  • Make “homeschooling’ a family affair. Encourage children in your home to join you in studying and completing homework.

START NOW. It takes time to develop good habits, but you'll gain satisfaction from being well-organized and accomplishing your tasks.

 

Effective and Appropriate Communication Skills

Communication skills are vital in online learning because students must seek help when they need it. Teachers are willing to help students, but they are unable to pick up on non-verbal cues, such as a look of confusion on a student's face.

 

Use the tools provided by your instructors to communicate and learn new material.

 

As we move to online instruction this will look different across each program and department as we all have varying levels of training in online instruction. Please be sure to check your emails regularly and respond to invites asking you to join or register as a participant in a course. Your participation and completion of course requirements in these "virtual classrooms" will be critical to learning the content as well as participating in class discussions. Be prepared for varied instruction styles as some instructors will have you join for a live class session, others may provide a recorded PowerPoint, while others may have you do additional reading and assignments. If you need clarification, as to the requirements please do not be afraid to ask!

 

There are several ways you can communicate with your instructors (will vary by instructor):

  • Email
  • Discussion groups
  • Cell phones/text messaging
  • Google Hangout

Use appropriate style and language for school. When communicating with teachers and other staff, you should write in full, grammatically correct sentences and with a respectful tone. Many students are used to a very informal style of writing in chat rooms, blogs, text messages, and so forth.

 

Basic Technical Skills

Online learners need basic technical skills to succeed. These include the ability to create new documents, use a word processing program, navigate the Internet, and download software.

 

If you lack basic computer skills, you may want to find an online tutorial such as the one available through The Library Network.

 

A Good Study Environment

Another critical component of academic success is a good study environment.

  • Get some peace and quiet.
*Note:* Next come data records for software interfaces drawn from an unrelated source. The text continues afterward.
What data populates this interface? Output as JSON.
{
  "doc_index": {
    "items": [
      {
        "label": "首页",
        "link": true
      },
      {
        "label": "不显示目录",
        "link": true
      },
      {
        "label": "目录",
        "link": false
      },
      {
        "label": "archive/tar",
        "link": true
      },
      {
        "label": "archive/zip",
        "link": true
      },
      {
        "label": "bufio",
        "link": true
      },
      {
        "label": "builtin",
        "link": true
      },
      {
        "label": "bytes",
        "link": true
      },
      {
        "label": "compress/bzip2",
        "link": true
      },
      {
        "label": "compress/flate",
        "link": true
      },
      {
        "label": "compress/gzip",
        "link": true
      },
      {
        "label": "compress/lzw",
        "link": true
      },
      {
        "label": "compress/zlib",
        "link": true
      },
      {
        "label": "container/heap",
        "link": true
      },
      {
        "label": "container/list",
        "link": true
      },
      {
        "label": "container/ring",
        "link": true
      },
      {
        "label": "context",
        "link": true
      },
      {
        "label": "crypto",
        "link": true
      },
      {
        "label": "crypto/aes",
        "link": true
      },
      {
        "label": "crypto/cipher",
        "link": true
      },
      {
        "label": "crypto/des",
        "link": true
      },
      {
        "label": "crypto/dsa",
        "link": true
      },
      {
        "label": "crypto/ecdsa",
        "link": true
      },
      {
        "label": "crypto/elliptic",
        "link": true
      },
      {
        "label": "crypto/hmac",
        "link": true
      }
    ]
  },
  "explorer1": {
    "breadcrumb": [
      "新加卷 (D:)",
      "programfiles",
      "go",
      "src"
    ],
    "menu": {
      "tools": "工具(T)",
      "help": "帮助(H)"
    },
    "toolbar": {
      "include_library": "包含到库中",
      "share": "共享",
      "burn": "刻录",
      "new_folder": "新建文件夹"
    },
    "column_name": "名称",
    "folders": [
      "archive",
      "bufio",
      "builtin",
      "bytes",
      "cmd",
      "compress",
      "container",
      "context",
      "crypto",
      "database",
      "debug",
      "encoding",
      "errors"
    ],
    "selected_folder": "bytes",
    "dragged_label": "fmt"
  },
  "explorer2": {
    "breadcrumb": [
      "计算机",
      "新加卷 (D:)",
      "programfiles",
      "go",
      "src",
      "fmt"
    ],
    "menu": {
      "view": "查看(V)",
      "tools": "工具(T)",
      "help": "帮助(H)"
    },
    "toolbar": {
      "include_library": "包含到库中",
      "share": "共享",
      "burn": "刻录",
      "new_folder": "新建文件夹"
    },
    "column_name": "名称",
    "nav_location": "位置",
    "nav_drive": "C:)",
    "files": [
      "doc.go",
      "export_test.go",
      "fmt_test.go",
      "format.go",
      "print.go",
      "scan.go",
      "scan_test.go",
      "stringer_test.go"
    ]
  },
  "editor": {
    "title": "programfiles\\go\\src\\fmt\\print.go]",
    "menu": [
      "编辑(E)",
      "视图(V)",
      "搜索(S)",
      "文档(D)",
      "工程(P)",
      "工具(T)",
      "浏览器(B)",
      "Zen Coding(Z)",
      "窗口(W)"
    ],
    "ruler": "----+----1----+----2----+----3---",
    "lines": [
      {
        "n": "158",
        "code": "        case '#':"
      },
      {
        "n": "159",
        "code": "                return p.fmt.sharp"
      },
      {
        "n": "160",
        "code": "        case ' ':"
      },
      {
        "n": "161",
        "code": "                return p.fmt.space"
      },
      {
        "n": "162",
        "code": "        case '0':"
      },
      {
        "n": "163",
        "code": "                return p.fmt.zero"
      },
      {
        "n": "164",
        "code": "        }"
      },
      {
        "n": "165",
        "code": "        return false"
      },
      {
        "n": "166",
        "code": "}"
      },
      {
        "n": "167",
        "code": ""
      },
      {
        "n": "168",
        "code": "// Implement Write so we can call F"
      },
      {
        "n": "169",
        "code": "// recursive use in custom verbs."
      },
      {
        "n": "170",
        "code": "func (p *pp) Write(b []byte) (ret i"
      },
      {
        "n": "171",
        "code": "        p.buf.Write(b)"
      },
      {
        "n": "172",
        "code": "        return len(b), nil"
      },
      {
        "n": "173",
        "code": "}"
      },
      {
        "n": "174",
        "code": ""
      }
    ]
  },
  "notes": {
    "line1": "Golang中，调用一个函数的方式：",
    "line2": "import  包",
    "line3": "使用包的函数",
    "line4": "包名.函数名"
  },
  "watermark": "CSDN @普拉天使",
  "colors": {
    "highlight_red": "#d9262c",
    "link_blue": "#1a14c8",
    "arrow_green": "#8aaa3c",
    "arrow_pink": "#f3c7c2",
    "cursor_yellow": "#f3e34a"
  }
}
You will need a quiet place to work without distractions from things like television or family.
  • Avoid games. Consider uninstalling any computer games to avoid temptation. Or keep the games on a different computer in the house.
  • Turn off your cell phone. Let friends and family members know the hours that you will be "at" school.
  • Beware surfing the black hole of the Internet. It is easy to lose track of the time as you wander from site to site.
  • Consider ergonomics. Adjust the height of your chair, keyboard, and screen so that you are comfortable. Forearms and thighs should be level and parallel to the floor. Wrists should not be bent while typing.
  • Set up good lighting and comfortable seating. Lighting in the room should be at least as bright as the computer screen to avoid eye strain.